▶ _WHAT IS BEING ASKED_:
Copy the data exactly, keeping every line intact.

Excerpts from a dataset
.....

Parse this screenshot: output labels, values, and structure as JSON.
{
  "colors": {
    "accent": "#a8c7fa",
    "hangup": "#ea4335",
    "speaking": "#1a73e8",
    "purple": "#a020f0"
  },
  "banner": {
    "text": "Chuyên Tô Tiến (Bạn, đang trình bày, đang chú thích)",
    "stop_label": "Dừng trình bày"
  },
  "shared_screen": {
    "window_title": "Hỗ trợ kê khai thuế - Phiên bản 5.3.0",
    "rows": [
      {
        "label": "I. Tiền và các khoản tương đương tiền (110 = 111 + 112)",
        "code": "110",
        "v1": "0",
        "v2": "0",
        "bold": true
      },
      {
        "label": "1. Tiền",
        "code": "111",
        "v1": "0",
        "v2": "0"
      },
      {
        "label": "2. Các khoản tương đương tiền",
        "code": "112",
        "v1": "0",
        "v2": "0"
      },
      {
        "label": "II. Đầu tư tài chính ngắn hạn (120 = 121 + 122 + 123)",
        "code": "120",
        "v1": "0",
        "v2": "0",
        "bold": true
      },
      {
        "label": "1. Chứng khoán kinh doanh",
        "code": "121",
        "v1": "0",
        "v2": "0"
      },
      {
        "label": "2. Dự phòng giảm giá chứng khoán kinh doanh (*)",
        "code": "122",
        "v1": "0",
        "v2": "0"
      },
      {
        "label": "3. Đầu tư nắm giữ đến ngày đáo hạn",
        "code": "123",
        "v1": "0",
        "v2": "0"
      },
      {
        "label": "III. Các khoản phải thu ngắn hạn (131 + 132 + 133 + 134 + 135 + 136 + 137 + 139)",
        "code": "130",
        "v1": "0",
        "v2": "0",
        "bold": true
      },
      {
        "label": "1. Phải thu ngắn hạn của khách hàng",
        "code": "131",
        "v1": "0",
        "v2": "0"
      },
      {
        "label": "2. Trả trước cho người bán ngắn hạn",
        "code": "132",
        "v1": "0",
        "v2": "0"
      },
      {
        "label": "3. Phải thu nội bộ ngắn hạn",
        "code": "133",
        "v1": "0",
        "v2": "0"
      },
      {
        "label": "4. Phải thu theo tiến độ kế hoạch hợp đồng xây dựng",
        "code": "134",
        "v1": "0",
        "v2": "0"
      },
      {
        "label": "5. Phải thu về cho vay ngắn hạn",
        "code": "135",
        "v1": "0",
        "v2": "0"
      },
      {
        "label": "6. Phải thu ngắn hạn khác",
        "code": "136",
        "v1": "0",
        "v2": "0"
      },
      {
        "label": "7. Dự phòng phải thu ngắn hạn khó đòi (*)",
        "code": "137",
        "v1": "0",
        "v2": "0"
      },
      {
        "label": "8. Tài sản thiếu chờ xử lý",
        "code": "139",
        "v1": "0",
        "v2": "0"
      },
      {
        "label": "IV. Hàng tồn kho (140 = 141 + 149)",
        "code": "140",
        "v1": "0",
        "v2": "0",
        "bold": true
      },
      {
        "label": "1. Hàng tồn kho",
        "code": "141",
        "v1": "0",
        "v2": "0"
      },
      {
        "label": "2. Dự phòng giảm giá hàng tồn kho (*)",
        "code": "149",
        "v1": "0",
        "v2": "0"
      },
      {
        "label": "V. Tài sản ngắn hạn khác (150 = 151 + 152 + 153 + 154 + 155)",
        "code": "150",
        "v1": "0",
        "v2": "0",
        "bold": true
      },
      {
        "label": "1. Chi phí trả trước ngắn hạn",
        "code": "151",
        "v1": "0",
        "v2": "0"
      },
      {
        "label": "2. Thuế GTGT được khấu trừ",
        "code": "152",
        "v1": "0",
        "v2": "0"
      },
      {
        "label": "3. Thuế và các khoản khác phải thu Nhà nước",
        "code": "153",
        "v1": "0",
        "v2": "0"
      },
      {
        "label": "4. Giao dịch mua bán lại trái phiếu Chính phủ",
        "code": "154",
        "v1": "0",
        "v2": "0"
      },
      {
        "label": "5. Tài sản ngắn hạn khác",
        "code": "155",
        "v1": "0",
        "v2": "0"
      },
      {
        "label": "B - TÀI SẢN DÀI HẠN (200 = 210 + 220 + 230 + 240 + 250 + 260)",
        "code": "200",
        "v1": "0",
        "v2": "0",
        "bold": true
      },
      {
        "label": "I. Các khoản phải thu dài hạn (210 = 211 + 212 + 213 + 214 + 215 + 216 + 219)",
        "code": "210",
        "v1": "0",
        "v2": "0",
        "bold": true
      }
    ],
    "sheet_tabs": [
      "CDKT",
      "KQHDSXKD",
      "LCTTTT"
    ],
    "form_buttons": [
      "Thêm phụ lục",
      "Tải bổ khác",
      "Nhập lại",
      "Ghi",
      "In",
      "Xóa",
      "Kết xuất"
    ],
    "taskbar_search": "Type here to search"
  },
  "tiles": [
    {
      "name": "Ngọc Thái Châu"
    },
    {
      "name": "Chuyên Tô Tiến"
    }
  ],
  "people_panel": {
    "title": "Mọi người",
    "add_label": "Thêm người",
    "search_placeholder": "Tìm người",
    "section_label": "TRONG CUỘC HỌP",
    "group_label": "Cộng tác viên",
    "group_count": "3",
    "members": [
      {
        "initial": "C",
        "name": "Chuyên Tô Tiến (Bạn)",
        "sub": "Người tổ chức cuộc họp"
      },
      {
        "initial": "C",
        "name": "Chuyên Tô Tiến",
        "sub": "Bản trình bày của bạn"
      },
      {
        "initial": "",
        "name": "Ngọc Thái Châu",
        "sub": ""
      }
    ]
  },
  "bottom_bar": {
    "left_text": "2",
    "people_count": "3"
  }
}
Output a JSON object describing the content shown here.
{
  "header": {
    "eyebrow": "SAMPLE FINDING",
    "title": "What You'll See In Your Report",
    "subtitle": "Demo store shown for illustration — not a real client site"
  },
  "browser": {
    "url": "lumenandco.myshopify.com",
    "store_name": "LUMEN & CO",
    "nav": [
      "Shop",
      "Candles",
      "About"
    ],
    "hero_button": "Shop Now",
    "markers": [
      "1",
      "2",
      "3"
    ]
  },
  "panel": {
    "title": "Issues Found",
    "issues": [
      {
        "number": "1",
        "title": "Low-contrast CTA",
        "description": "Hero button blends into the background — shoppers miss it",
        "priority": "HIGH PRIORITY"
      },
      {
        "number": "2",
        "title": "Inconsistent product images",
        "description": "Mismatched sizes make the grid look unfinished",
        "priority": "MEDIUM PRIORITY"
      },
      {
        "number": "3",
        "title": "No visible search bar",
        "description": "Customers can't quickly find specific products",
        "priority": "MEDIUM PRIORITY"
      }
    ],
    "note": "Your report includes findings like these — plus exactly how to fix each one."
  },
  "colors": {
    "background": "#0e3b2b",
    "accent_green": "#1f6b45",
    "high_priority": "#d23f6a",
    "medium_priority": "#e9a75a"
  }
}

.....

▶ _SOLUTION TO THIS TASK_:
Parse this screenshot: output labels, values, and structure as JSON.
{
  "colors": {
    "accent": "#a8c7fa",
    "hangup": "#ea4335",
    "speaking": "#1a73e8",
    "purple": "#a020f0"
  },
  "banner": {
    "text": "Chuyên Tô Tiến (Bạn, đang trình bày, đang chú thích)",
    "stop_label": "Dừng trình bày"
  },
  "shared_screen": {
    "window_title": "Hỗ trợ kê khai thuế - Phiên bản 5.3.0",
    "rows": [
      {
        "label": "I. Tiền và các khoản tương đương tiền (110 = 111 + 112)",
        "code": "110",
        "v1": "0",
        "v2": "0",
        "bold": true
      },
      {
        "label": "1. Tiền",
        "code": "111",
        "v1": "0",
        "v2": "0"
      },
      {
        "label": "2. Các khoản tương đương tiền",
        "code": "112",
        "v1": "0",
        "v2": "0"
      },
      {
        "label": "II. Đầu tư tài chính ngắn hạn (120 = 121 + 122 + 123)",
        "code": "120",
        "v1": "0",
        "v2": "0",
        "bold": true
      },
      {
        "label": "1. Chứng khoán kinh doanh",
        "code": "121",
        "v1": "0",
        "v2": "0"
      },
      {
        "label": "2. Dự phòng giảm giá chứng khoán kinh doanh (*)",
        "code": "122",
        "v1": "0",
        "v2": "0"
      },
      {
        "label": "3. Đầu tư nắm giữ đến ngày đáo hạn",
        "code": "123",
        "v1": "0",
        "v2": "0"
      },
      {
        "label": "III. Các khoản phải thu ngắn hạn (131 + 132 + 133 + 134 + 135 + 136 + 137 + 139)",
        "code": "130",
        "v1": "0",
        "v2": "0",
        "bold": true
      },
      {
        "label": "1. Phải thu ngắn hạn của khách hàng",
        "code": "131",
        "v1": "0",
        "v2": "0"
      },
      {
        "label": "2. Trả trước cho người bán ngắn hạn",
        "code": "132",
        "v1": "0",
        "v2": "0"
      },
      {
        "label": "3. Phải thu nội bộ ngắn hạn",
        "code": "133",
        "v1": "0",
        "v2": "0"
      },
      {
        "label": "4. Phải thu theo tiến độ kế hoạch hợp đồng xây dựng",
        "code": "134",
        "v1": "0",
        "v2": "0"
      },
      {
        "label": "5. Phải thu về cho vay ngắn hạn",
        "code": "135",
        "v1": "0",
        "v2": "0"
      },
      {
        "label": "6. Phải thu ngắn hạn khác",
        "code": "136",
        "v1": "0",
        "v2": "0"
      },
      {
        "label": "7. Dự phòng phải thu ngắn hạn khó đòi (*)",
        "code": "137",
        "v1": "0",
        "v2": "0"
      },
      {
        "label": "8. Tài sản thiếu chờ xử lý",
        "code": "139",
        "v1": "0",
        "v2": "0"
      },
      {
        "label": "IV. Hàng tồn kho (140 = 141 + 149)",
        "code": "140",
        "v1": "0",
        "v2": "0",
        "bold": true
      },
      {
        "label": "1. Hàng tồn kho",
        "code": "141",
        "v1": "0",
        "v2": "0"
      },
      {
        "label": "2. Dự phòng giảm giá hàng tồn kho (*)",
        "code": "149",
        "v1": "0",
        "v2": "0"
      },
      {
        "label": "V. Tài sản ngắn hạn khác (150 = 151 + 152 + 153 + 154 + 155)",
        "code": "150",
        "v1": "0",
        "v2": "0",
        "bold": true
      },
      {
        "label": "1. Chi phí trả trước ngắn hạn",
        "code": "151",
        "v1": "0",
        "v2": "0"
      },
      {
        "label": "2. Thuế GTGT được khấu trừ",
        "code": "152",
        "v1": "0",
        "v2": "0"
      },
      {
        "label": "3. Thuế và các khoản khác phải thu Nhà nước",
        "code": "153",
        "v1": "0",
        "v2": "0"
      },
      {
        "label": "4. Giao dịch mua bán lại trái phiếu Chính phủ",
        "code": "154",
        "v1": "0",
        "v2": "0"
      },
      {
        "label": "5. Tài sản ngắn hạn khác",
        "code": "155",
        "v1": "0",
        "v2": "0"
      },
      {
        "label": "B - TÀI SẢN DÀI HẠN (200 = 210 + 220 + 230 + 240 + 250 + 260)",
        "code": "200",
        "v1": "0",
        "v2": "0",
        "bold": true
      },
      {
        "label": "I. Các khoản phải thu dài hạn (210 = 211 + 212 + 213 + 214 + 215 + 216 + 219)",
        "code": "210",
        "v1": "0",
        "v2": "0",
        "bold": true
      }
    ],
    "sheet_tabs": [
      "CDKT",
      "KQHDSXKD",
      "LCTTTT"
    ],
    "form_buttons": [
      "Thêm phụ lục",
      "Tải bổ khác",
      "Nhập lại",
      "Ghi",
      "In",
      "Xóa",
      "Kết xuất"
    ],
    "taskbar_search": "Type here to search"
  },
  "tiles": [
    {
      "name": "Ngọc Thái Châu"
    },
    {
      "name": "Chuyên Tô Tiến"
    }
  ],
  "people_panel": {
    "title": "Mọi người",
    "add_label": "Thêm người",
    "search_placeholder": "Tìm người",
    "section_label": "TRONG CUỘC HỌP",
    "group_label": "Cộng tác viên",
    "group_count": "3",
    "members": [
      {
        "initial": "C",
        "name": "Chuyên Tô Tiến (Bạn)",
        "sub": "Người tổ chức cuộc họp"
      },
      {
        "initial": "C",
        "name": "Chuyên Tô Tiến",
        "sub": "Bản trình bày của bạn"
      },
      {
        "initial": "",
        "name": "Ngọc Thái Châu",
        "sub": ""
      }
    ]
  },
  "bottom_bar": {
    "left_text": "2",
    "people_count": "3"
  }
}
Output a JSON object describing the content shown here.
{
  "header": {
    "eyebrow": "SAMPLE FINDING",
    "title": "What You'll See In Your Report",
    "subtitle": "Demo store shown for illustration — not a real client site"
  },
  "browser": {
    "url": "lumenandco.myshopify.com",
    "store_name": "LUMEN & CO",
    "nav": [
      "Shop",
      "Candles",
      "About"
    ],
    "hero_button": "Shop Now",
    "markers": [
      "1",
      "2",
      "3"
    ]
  },
  "panel": {
    "title": "Issues Found",
    "issues": [
      {
        "number": "1",
        "title": "Low-contrast CTA",
        "description": "Hero button blends into the background — shoppers miss it",
        "priority": "HIGH PRIORITY"
      },
      {
        "number": "2",
        "title": "Inconsistent product images",
        "description": "Mismatched sizes make the grid look unfinished",
        "priority": "MEDIUM PRIORITY"
      },
      {
        "number": "3",
        "title": "No visible search bar",
        "description": "Customers can't quickly find specific products",
        "priority": "MEDIUM PRIORITY"
      }
    ],
    "note": "Your report includes findings like these — plus exactly how to fix each one."
  },
  "colors": {
    "background": "#0e3b2b",
    "accent_green": "#1f6b45",
    "high_priority": "#d23f6a",
    "medium_priority": "#e9a75a"
  }
}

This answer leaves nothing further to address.